Faculty Highlights - Spring 2015
Lucille Zeph joined the faculty of the University of Maine College of Education and Human Development in 1979 where she established and coordinated graduate education in the area of severe disabilities until 1992. She received her BS in Education from Boston State College, her Masters in deaf/blind and multiple disabilities from Boston College and her doctorate in educational leadership from Peabody College, Vanderbilt University. For the past 23 years, Lu has served as the founding Director of the Center for Community Inclusion and Disability Studies, Maine’s University Center for Excellence in Developmental Disabilities (UCEDD), an interdisciplinary research unit of the University of Maine. She’s served as NH LEND Co-Principal Investigator, Program Co-Director, and Disability Studies faculty since 2011.

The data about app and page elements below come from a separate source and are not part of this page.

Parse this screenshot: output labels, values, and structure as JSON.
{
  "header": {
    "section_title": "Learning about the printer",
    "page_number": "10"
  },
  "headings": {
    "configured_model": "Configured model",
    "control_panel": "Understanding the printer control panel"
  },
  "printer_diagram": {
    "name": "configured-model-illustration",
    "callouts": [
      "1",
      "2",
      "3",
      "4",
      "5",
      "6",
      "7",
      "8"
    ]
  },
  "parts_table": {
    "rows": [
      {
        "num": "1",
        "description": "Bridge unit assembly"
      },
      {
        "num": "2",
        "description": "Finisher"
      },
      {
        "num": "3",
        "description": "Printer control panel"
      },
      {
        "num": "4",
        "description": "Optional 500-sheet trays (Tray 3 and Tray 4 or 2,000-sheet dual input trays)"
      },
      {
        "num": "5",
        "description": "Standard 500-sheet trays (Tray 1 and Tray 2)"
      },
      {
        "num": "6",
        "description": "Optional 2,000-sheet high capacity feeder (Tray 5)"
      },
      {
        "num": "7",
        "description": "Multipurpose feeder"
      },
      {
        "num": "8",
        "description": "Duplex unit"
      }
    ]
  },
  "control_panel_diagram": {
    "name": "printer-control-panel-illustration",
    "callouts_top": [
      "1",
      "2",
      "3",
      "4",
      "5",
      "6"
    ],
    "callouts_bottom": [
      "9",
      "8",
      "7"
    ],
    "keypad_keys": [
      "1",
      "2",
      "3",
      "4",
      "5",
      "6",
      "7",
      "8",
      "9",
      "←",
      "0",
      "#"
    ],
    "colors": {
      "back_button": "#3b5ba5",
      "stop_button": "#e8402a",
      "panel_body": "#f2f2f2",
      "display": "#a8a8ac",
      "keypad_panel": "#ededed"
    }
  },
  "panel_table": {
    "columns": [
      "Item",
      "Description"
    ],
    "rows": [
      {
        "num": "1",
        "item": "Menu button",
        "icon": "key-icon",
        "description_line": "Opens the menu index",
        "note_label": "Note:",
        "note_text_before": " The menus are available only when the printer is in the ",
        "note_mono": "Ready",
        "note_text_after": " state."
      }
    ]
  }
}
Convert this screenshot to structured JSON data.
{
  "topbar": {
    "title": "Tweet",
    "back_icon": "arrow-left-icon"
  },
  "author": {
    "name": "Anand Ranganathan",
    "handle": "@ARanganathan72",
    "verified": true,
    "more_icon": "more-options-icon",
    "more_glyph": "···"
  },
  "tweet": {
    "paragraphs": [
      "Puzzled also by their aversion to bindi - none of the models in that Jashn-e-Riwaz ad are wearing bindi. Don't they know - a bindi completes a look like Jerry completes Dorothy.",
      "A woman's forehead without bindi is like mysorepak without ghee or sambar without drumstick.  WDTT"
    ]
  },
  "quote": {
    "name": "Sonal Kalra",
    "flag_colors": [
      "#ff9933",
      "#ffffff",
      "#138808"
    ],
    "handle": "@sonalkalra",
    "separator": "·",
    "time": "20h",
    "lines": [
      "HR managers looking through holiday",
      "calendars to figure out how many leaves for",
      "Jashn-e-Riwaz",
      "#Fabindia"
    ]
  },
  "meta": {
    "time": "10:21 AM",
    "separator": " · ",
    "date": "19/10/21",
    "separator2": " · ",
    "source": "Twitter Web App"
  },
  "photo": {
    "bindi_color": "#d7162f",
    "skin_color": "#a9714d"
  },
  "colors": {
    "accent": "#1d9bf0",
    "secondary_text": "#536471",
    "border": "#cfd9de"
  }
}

Lu is an internationally recognized expert in the field of developmental disabilities. She has served as Principal Investigator on numerous federal and state grants and contracts, published in the areas of inclusive education and inclusive communities, and has presented numerous papers at national and international conferences. She received the University of Maine President’s Award for Public Service, lifetime achievement awards from the Association of University Centers on Disabilities and TASH New England, and has been recognized for her state and national leadership in the area of disability policy by the Maine Legislature. Under her leadership, the Center for Community Inclusion and Disability Studies was recognized in 2014 by the University of Maine and the Association of Public and Land Grant Universities for two decades of exemplary work in the area of community engagement.
As a Kennedy Public Policy Fellow, Lu served as an advisor to the Chairman of the U.S. Senate Committee on Health, Education, Labor and Pensions and later served as Executive Director of the Joseph P. Kennedy Foundation while on leave from the University of Maine. She has served on a wide range of federal and state committees, panels, and study groups related to disability issues and policy, and has served in leadership positions for several national, regional and state disability organizations. In addition to her long-standing commitment to creating inclusive schools and communities, Lu’s current research interests focus on universal design including literacy access and acquisition for students with significant intellectual disabilities and the application of the principles of universal design to public policy and higher education. She will be retiring in June after 35 years of service to the University of Maine.